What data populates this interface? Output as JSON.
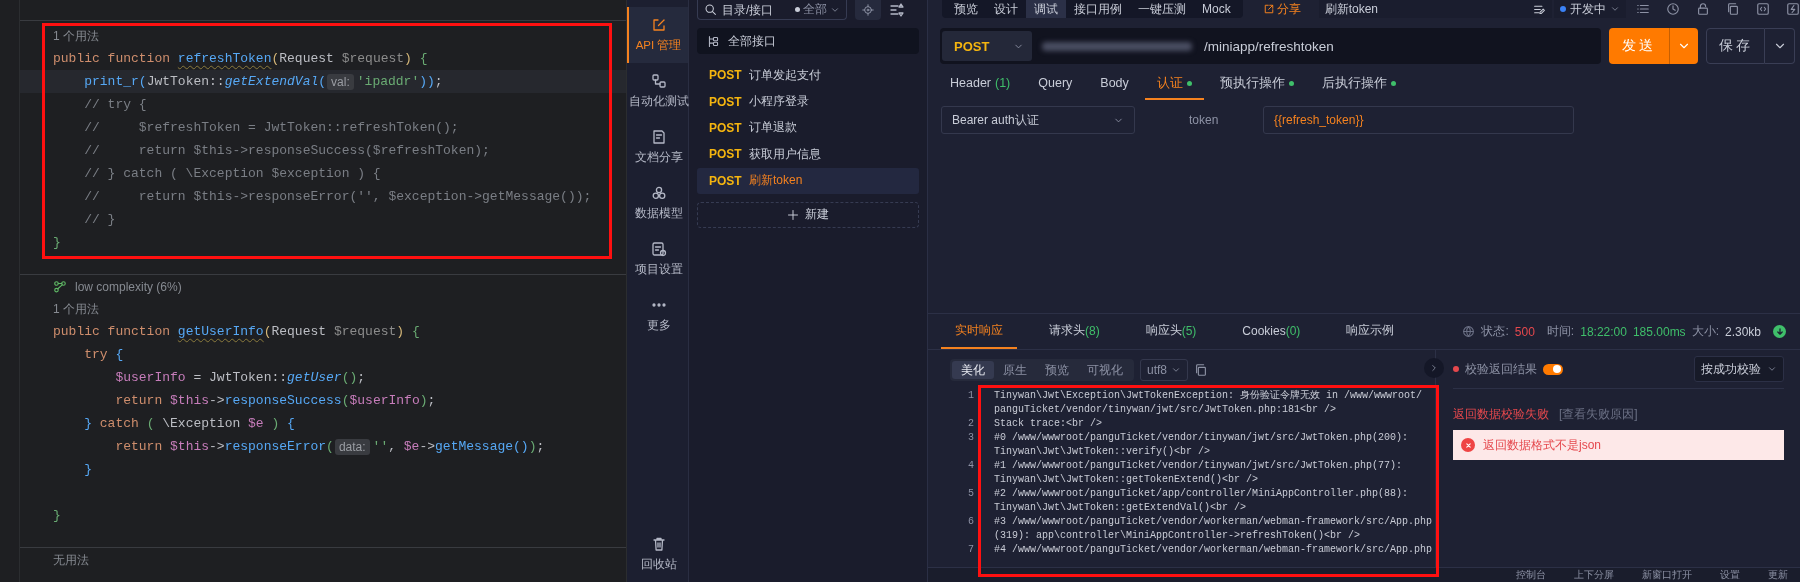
{
  "editor": {
    "highlighted": true,
    "blocks": [
      {
        "usage": "1 个用法",
        "lines": [
          {
            "kind": "code",
            "current": false,
            "tokens": [
              {
                "kind": "kw",
                "text": "public function "
              },
              {
                "kind": "fndef",
                "text": "refreshToken"
              },
              {
                "kind": "paren1",
                "text": "("
              },
              {
                "kind": "plain",
                "text": "Request "
              },
              {
                "kind": "param",
                "text": "$request"
              },
              {
                "kind": "paren1",
                "text": ") "
              },
              {
                "kind": "paren2",
                "text": "{"
              }
            ]
          },
          {
            "kind": "code",
            "current": true,
            "tokens": [
              {
                "kind": "call",
                "text": "    print_r"
              },
              {
                "kind": "paren3",
                "text": "("
              },
              {
                "kind": "plain",
                "text": "JwtToken::"
              },
              {
                "kind": "static",
                "text": "getExtendVal"
              },
              {
                "kind": "paren3",
                "text": "("
              },
              {
                "kind": "hint",
                "text": "val:"
              },
              {
                "kind": "str",
                "text": "'ipaddr'"
              },
              {
                "kind": "paren3",
                "text": "))"
              },
              {
                "kind": "plain",
                "text": ";"
              }
            ]
          },
          {
            "kind": "code",
            "current": false,
            "tokens": [
              {
                "kind": "comment",
                "text": "    // try {"
              }
            ]
          },
          {
            "kind": "code",
            "current": false,
            "tokens": [
              {
                "kind": "comment",
                "text": "    //     $refreshToken = JwtToken::refreshToken();"
              }
            ]
          },
          {
            "kind": "code",
            "current": false,
            "tokens": [
              {
                "kind": "comment",
                "text": "    //     return $this->responseSuccess($refreshToken);"
              }
            ]
          },
          {
            "kind": "code",
            "current": false,
            "tokens": [
              {
                "kind": "comment",
                "text": "    // } catch ( \\Exception $exception ) {"
              }
            ]
          },
          {
            "kind": "code",
            "current": false,
            "tokens": [
              {
                "kind": "comment",
                "text": "    //     return $this->responseError('', $exception->getMessage());"
              }
            ]
          },
          {
            "kind": "code",
            "current": false,
            "tokens": [
              {
                "kind": "comment",
                "text": "    // }"
              }
            ]
          },
          {
            "kind": "code",
            "current": false,
            "tokens": [
              {
                "kind": "paren2",
                "text": "}"
              }
            ]
          }
        ]
      },
      {
        "metric": "low complexity (6%)",
        "usage": "1 个用法",
        "lines": [
          {
            "kind": "code",
            "current": false,
            "tokens": [
              {
                "kind": "kw",
                "text": "public function "
              },
              {
                "kind": "fndef",
                "text": "getUserInfo"
              },
              {
                "kind": "paren1",
                "text": "("
              },
              {
                "kind": "plain",
                "text": "Request "
              },
              {
                "kind": "param",
                "text": "$request"
              },
              {
                "kind": "paren1",
                "text": ") "
              },
              {
                "kind": "paren2",
                "text": "{"
              }
            ]
          },
          {
            "kind": "code",
            "current": false,
            "tokens": [
              {
                "kind": "kw",
                "text": "    try "
              },
              {
                "kind": "paren3",
                "text": "{"
              }
            ]
          },
          {
            "kind": "code",
            "current": false,
            "tokens": [
              {
                "kind": "var",
                "text": "        $userInfo"
              },
              {
                "kind": "plain",
                "text": " = JwtToken::"
              },
              {
                "kind": "static",
                "text": "getUser"
              },
              {
                "kind": "paren2",
                "text": "()"
              },
              {
                "kind": "plain",
                "text": ";"
              }
            ]
          },
          {
            "kind": "code",
            "current": false,
            "tokens": [
              {
                "kind": "kw",
                "text": "        return "
              },
              {
                "kind": "var",
                "text": "$this"
              },
              {
                "kind": "plain",
                "text": "->"
              },
              {
                "kind": "call",
                "text": "responseSuccess"
              },
              {
                "kind": "paren2",
                "text": "("
              },
              {
                "kind": "var",
                "text": "$userInfo"
              },
              {
                "kind": "paren2",
                "text": ")"
              },
              {
                "kind": "plain",
                "text": ";"
              }
            ]
          },
          {
            "kind": "code",
            "current": false,
            "tokens": [
              {
                "kind": "paren3",
                "text": "    }"
              },
              {
                "kind": "kw",
                "text": " catch "
              },
              {
                "kind": "paren2",
                "text": "( "
              },
              {
                "kind": "plain",
                "text": "\\Exception "
              },
              {
                "kind": "var",
                "text": "$e"
              },
              {
                "kind": "paren2",
                "text": " ) "
              },
              {
                "kind": "paren3",
                "text": "{"
              }
            ]
          },
          {
            "kind": "code",
            "current": false,
            "tokens": [
              {
                "kind": "kw",
                "text": "        return "
              },
              {
                "kind": "var",
                "text": "$this"
              },
              {
                "kind": "plain",
                "text": "->"
              },
              {
                "kind": "call",
                "text": "responseError"
              },
              {
                "kind": "paren2",
                "text": "("
              },
              {
                "kind": "hint",
                "text": "data:"
              },
              {
                "kind": "str",
                "text": "''"
              },
              {
                "kind": "plain",
                "text": ", "
              },
              {
                "kind": "var",
                "text": "$e"
              },
              {
                "kind": "plain",
                "text": "->"
              },
              {
                "kind": "call",
                "text": "getMessage"
              },
              {
                "kind": "paren3",
                "text": "()"
              },
              {
                "kind": "paren2",
                "text": ")"
              },
              {
                "kind": "plain",
                "text": ";"
              }
            ]
          },
          {
            "kind": "code",
            "current": false,
            "tokens": [
              {
                "kind": "paren3",
                "text": "    }"
              }
            ]
          },
          {
            "kind": "blank",
            "current": false
          },
          {
            "kind": "code",
            "current": false,
            "tokens": [
              {
                "kind": "paren2",
                "text": "}"
              }
            ]
          }
        ]
      },
      {
        "usage": "无用法"
      }
    ]
  },
  "nav_rail": {
    "items": [
      {
        "kind": "edit",
        "label": "API 管理",
        "selected": true
      },
      {
        "kind": "flow",
        "label": "自动化测试",
        "selected": false
      },
      {
        "kind": "doc",
        "label": "文档分享",
        "selected": false
      },
      {
        "kind": "model",
        "label": "数据模型",
        "selected": false
      },
      {
        "kind": "settings",
        "label": "项目设置",
        "selected": false
      },
      {
        "kind": "more",
        "label": "更多",
        "selected": false
      },
      {
        "kind": "trash",
        "label": "回收站",
        "selected": false
      }
    ]
  },
  "api_list": {
    "search": {
      "placeholder": "目录/接口"
    },
    "filter": "全部",
    "root": "全部接口",
    "new_button": "新建",
    "items": [
      {
        "method": "POST",
        "name": "订单发起支付",
        "selected": false
      },
      {
        "method": "POST",
        "name": "小程序登录",
        "selected": false
      },
      {
        "method": "POST",
        "name": "订单退款",
        "selected": false
      },
      {
        "method": "POST",
        "name": "获取用户信息",
        "selected": false
      },
      {
        "method": "POST",
        "name": "刷新token",
        "selected": true
      }
    ]
  },
  "workbench": {
    "highlighted": true,
    "mode_tabs": [
      {
        "label": "预览",
        "selected": false
      },
      {
        "label": "设计",
        "selected": false
      },
      {
        "label": "调试",
        "selected": true
      },
      {
        "label": "接口用例",
        "selected": false
      },
      {
        "label": "一键压测",
        "selected": false
      },
      {
        "label": "Mock",
        "selected": false
      }
    ],
    "share": "分享",
    "title": "刷新token",
    "environment": "开发中",
    "request": {
      "method": "POST",
      "path": "/miniapp/refreshtoken",
      "send": "发送",
      "save": "保存"
    },
    "request_tabs": [
      {
        "label": "Header",
        "count": "(1)",
        "dot": false,
        "selected": false
      },
      {
        "label": "Query",
        "dot": false,
        "selected": false
      },
      {
        "label": "Body",
        "dot": false,
        "selected": false
      },
      {
        "label": "认证",
        "dot": true,
        "selected": true
      },
      {
        "label": "预执行操作",
        "dot": true,
        "selected": false
      },
      {
        "label": "后执行操作",
        "dot": true,
        "selected": false
      }
    ],
    "auth": {
      "type": "Bearer auth认证",
      "field_label": "token",
      "value": "{{refresh_token}}"
    },
    "response_tabs": [
      {
        "label": "实时响应",
        "selected": true
      },
      {
        "label": "请求头",
        "count": "(8)",
        "selected": false
      },
      {
        "label": "响应头",
        "count": "(5)",
        "selected": false
      },
      {
        "label": "Cookies",
        "count": "(0)",
        "selected": false
      },
      {
        "label": "响应示例",
        "selected": false
      }
    ],
    "stats": {
      "status_label": "状态:",
      "status": "500",
      "time_label": "时间:",
      "time": "18:22:00",
      "duration": "185.00ms",
      "size_label": "大小:",
      "size": "2.30kb"
    },
    "view_tabs": [
      {
        "label": "美化",
        "selected": true
      },
      {
        "label": "原生",
        "selected": false
      },
      {
        "label": "预览",
        "selected": false
      },
      {
        "label": "可视化",
        "selected": false
      }
    ],
    "encoding": "utf8",
    "body_lines": [
      {
        "number": "1",
        "rows": [
          "Tinywan\\Jwt\\Exception\\JwtTokenException: 身份验证令牌无效 in /www/wwwroot/",
          "panguTicket/vendor/tinywan/jwt/src/JwtToken.php:181<br />"
        ]
      },
      {
        "number": "2",
        "rows": [
          "Stack trace:<br />"
        ]
      },
      {
        "number": "3",
        "rows": [
          "#0 /www/wwwroot/panguTicket/vendor/tinywan/jwt/src/JwtToken.php(200):",
          "Tinywan\\Jwt\\JwtToken::verify()<br />"
        ]
      },
      {
        "number": "4",
        "rows": [
          "#1 /www/wwwroot/panguTicket/vendor/tinywan/jwt/src/JwtToken.php(77):",
          "Tinywan\\Jwt\\JwtToken::getTokenExtend()<br />"
        ]
      },
      {
        "number": "5",
        "rows": [
          "#2 /www/wwwroot/panguTicket/app/controller/MiniAppController.php(88):",
          "Tinywan\\Jwt\\JwtToken::getExtendVal()<br />"
        ]
      },
      {
        "number": "6",
        "rows": [
          "#3 /www/wwwroot/panguTicket/vendor/workerman/webman-framework/src/App.php",
          "(319): app\\controller\\MiniAppController->refreshToken()<br />"
        ]
      },
      {
        "number": "7",
        "rows": [
          "#4 /www/wwwroot/panguTicket/vendor/workerman/webman-framework/src/App.php"
        ]
      }
    ],
    "validation": {
      "label": "校验返回结果",
      "on": true,
      "mode": "按成功校验",
      "result": "返回数据校验失败",
      "link": "[查看失败原因]",
      "error": "返回数据格式不是json"
    },
    "bottom_bar": [
      "控制台",
      "上下分屏",
      "新窗口打开",
      "设置",
      "更新"
    ]
  }
}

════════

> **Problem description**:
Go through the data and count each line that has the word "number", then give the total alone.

> **Problem solution**:
7